## Work instruction
Since the pictures are not wanted, copy only the text of every record exactly.
Data under study section start
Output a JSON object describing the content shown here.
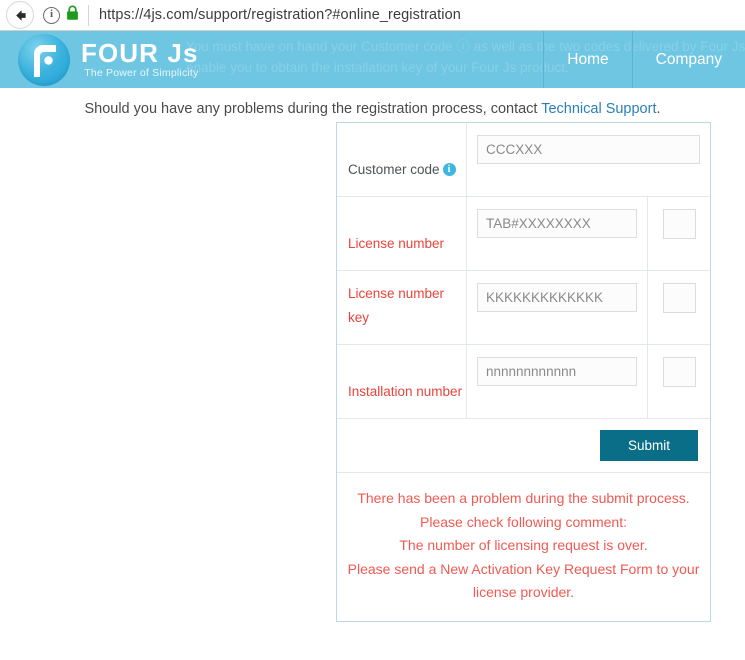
{
  "browser": {
    "back_icon": "back-arrow-icon",
    "site_info_icon": "info-icon",
    "lock_icon": "lock-icon",
    "url": "https://4js.com/support/registration?#online_registration"
  },
  "banner": {
    "background_color": "#6ec6e2",
    "ghost_line1": "You must have on hand your Customer code ⓘ as well as the two codes delivered by Four Js with y",
    "ghost_line2": "enable you to obtain the installation key of your Four Js product.",
    "logo": {
      "title": "FOUR Js",
      "tagline": "The Power of Simplicity",
      "mark_icon": "four-js-f-logo-icon"
    },
    "nav": [
      {
        "label": "Home"
      },
      {
        "label": "Company"
      }
    ]
  },
  "support": {
    "text_before": "Should you have any problems during the registration process, contact ",
    "link_label": "Technical Support",
    "text_after": "."
  },
  "form": {
    "rows": [
      {
        "label": "Customer code",
        "label_color": "#4c5257",
        "has_info_icon": true,
        "info_icon": "info-badge-icon",
        "placeholder": "CCCXXX",
        "value": "",
        "has_extra_box": false
      },
      {
        "label": "License number",
        "label_color": "#e8443a",
        "has_info_icon": false,
        "placeholder": "TAB#XXXXXXXX",
        "value": "",
        "has_extra_box": true,
        "extra_value": ""
      },
      {
        "label": "License number key",
        "label_color": "#e8443a",
        "has_info_icon": false,
        "placeholder": "KKKKKKKKKKKKK",
        "value": "",
        "has_extra_box": true,
        "extra_value": ""
      },
      {
        "label": "Installation number",
        "label_color": "#e8443a",
        "has_info_icon": false,
        "placeholder": "nnnnnnnnnnnn",
        "value": "",
        "has_extra_box": true,
        "extra_value": ""
      }
    ],
    "submit_label": "Submit",
    "submit_color": "#0a6e88"
  },
  "error": {
    "color": "#f05a52",
    "lines": [
      "There has been a problem during the submit process.",
      "Please check following comment:",
      "The number of licensing request is over.",
      "Please send a New Activation Key Request Form to your",
      "license provider."
    ]
  }
}
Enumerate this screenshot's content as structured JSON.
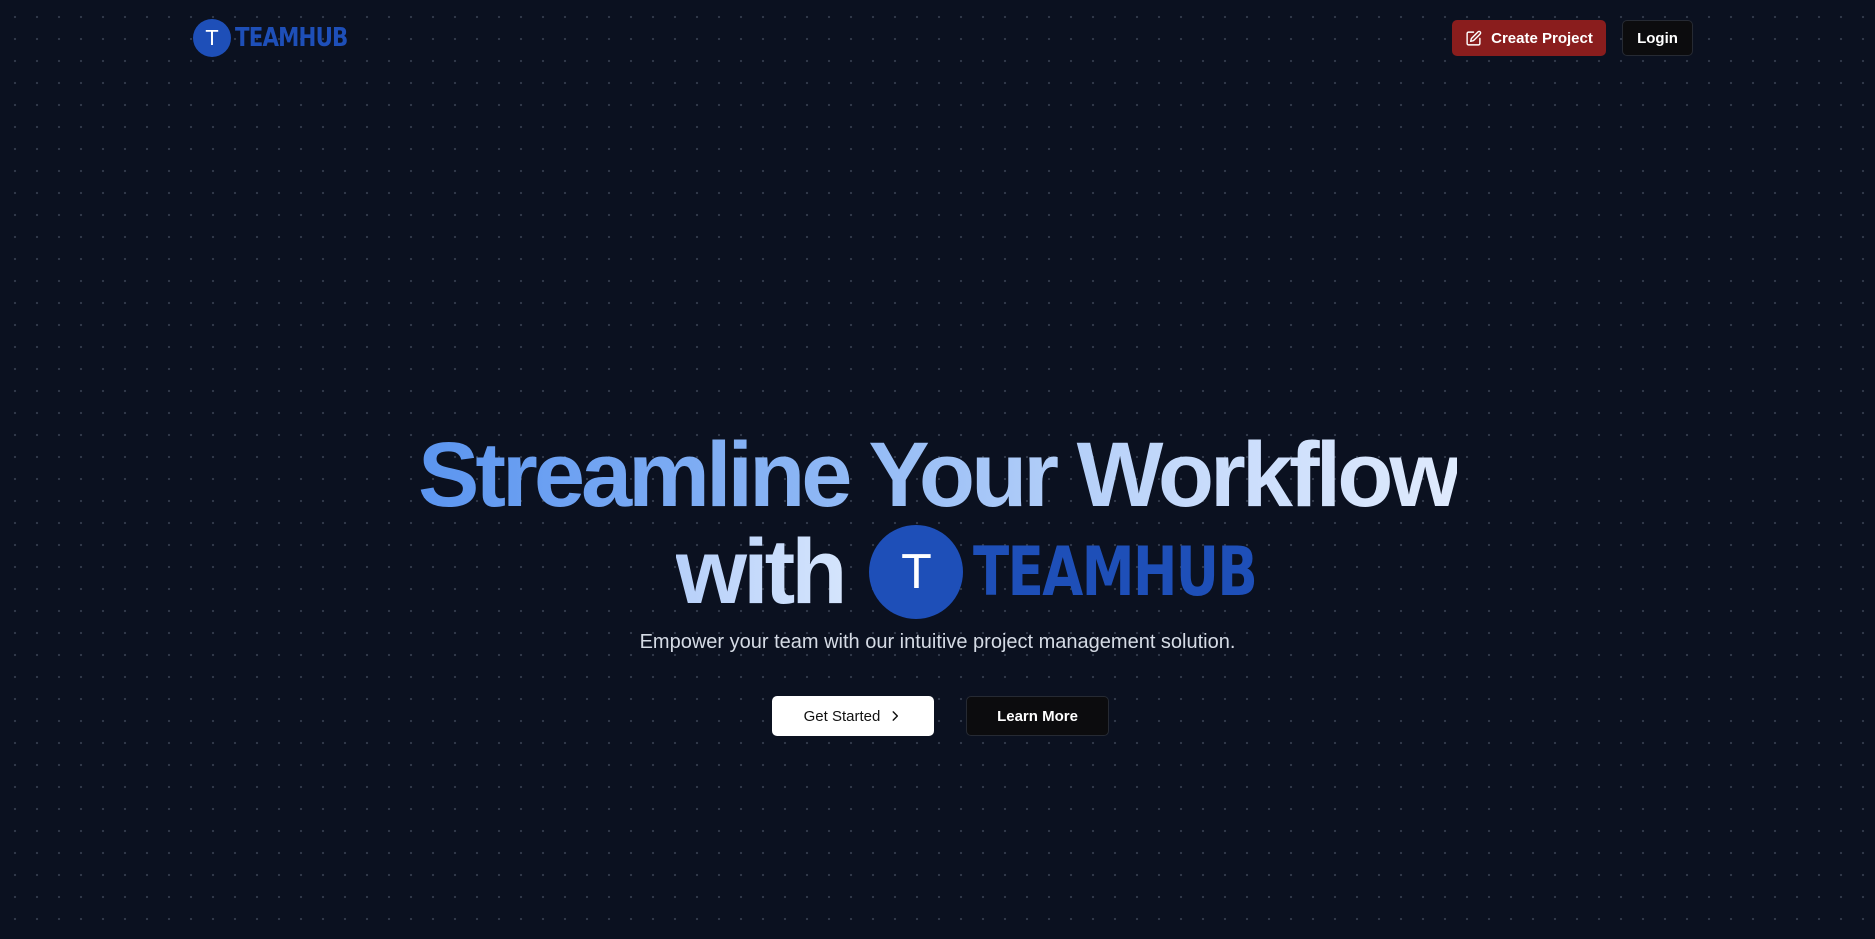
{
  "header": {
    "brand": {
      "initial": "T",
      "name": "TEAMHUB"
    },
    "create_label": "Create Project",
    "login_label": "Login"
  },
  "hero": {
    "headline_line1": "Streamline Your Workflow",
    "headline_with": "with",
    "logo_initial": "T",
    "logo_name": "TEAMHUB",
    "subtitle": "Empower your team with our intuitive project management solution.",
    "get_started_label": "Get Started",
    "learn_more_label": "Learn More"
  },
  "icons": {
    "create": "edit-square-icon",
    "get_started": "chevron-right-icon"
  },
  "colors": {
    "background": "#0b1120",
    "brand_blue": "#1e4fb8",
    "create_button": "#8a1d1d",
    "gradient_start": "#5b95f0",
    "gradient_end": "#dfeafd"
  }
}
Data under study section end
## Answer space
Output a JSON object describing the content shown here.
{
  "browser": {
    "back_icon": "back-arrow-icon",
    "site_info_icon": "info-icon",
    "lock_icon": "lock-icon",
    "url": "https://4js.com/support/registration?#online_registration"
  },
  "banner": {
    "background_color": "#6ec6e2",
    "ghost_line1": "You must have on hand your Customer code ⓘ as well as the two codes delivered by Four Js with y",
    "ghost_line2": "enable you to obtain the installation key of your Four Js product.",
    "logo": {
      "title": "FOUR Js",
      "tagline": "The Power of Simplicity",
      "mark_icon": "four-js-f-logo-icon"
    },
    "nav": [
      {
        "label": "Home"
      },
      {
        "label": "Company"
      }
    ]
  },
  "support": {
    "text_before": "Should you have any problems during the registration process, contact ",
    "link_label": "Technical Support",
    "text_after": "."
  },
  "form": {
    "rows": [
      {
        "label": "Customer code",
        "label_color": "#4c5257",
        "has_info_icon": true,
        "info_icon": "info-badge-icon",
        "placeholder": "CCCXXX",
        "value": "",
        "has_extra_box": false
      },
      {
        "label": "License number",
        "label_color": "#e8443a",
        "has_info_icon": false,
        "placeholder": "TAB#XXXXXXXX",
        "value": "",
        "has_extra_box": true,
        "extra_value": ""
      },
      {
        "label": "License number key",
        "label_color": "#e8443a",
        "has_info_icon": false,
        "placeholder": "KKKKKKKKKKKKK",
        "value": "",
        "has_extra_box": true,
        "extra_value": ""
      },
      {
        "label": "Installation number",
        "label_color": "#e8443a",
        "has_info_icon": false,
        "placeholder": "nnnnnnnnnnnn",
        "value": "",
        "has_extra_box": true,
        "extra_value": ""
      }
    ],
    "submit_label": "Submit",
    "submit_color": "#0a6e88"
  },
  "error": {
    "color": "#f05a52",
    "lines": [
      "There has been a problem during the submit process.",
      "Please check following comment:",
      "The number of licensing request is over.",
      "Please send a New Activation Key Request Form to your",
      "license provider."
    ]
  }
}
Enumerate this screenshot's content as structured JSON.
{
  "header": {
    "brand": {
      "initial": "T",
      "name": "TEAMHUB"
    },
    "create_label": "Create Project",
    "login_label": "Login"
  },
  "hero": {
    "headline_line1": "Streamline Your Workflow",
    "headline_with": "with",
    "logo_initial": "T",
    "logo_name": "TEAMHUB",
    "subtitle": "Empower your team with our intuitive project management solution.",
    "get_started_label": "Get Started",
    "learn_more_label": "Learn More"
  },
  "icons": {
    "create": "edit-square-icon",
    "get_started": "chevron-right-icon"
  },
  "colors": {
    "background": "#0b1120",
    "brand_blue": "#1e4fb8",
    "create_button": "#8a1d1d",
    "gradient_start": "#5b95f0",
    "gradient_end": "#dfeafd"
  }
}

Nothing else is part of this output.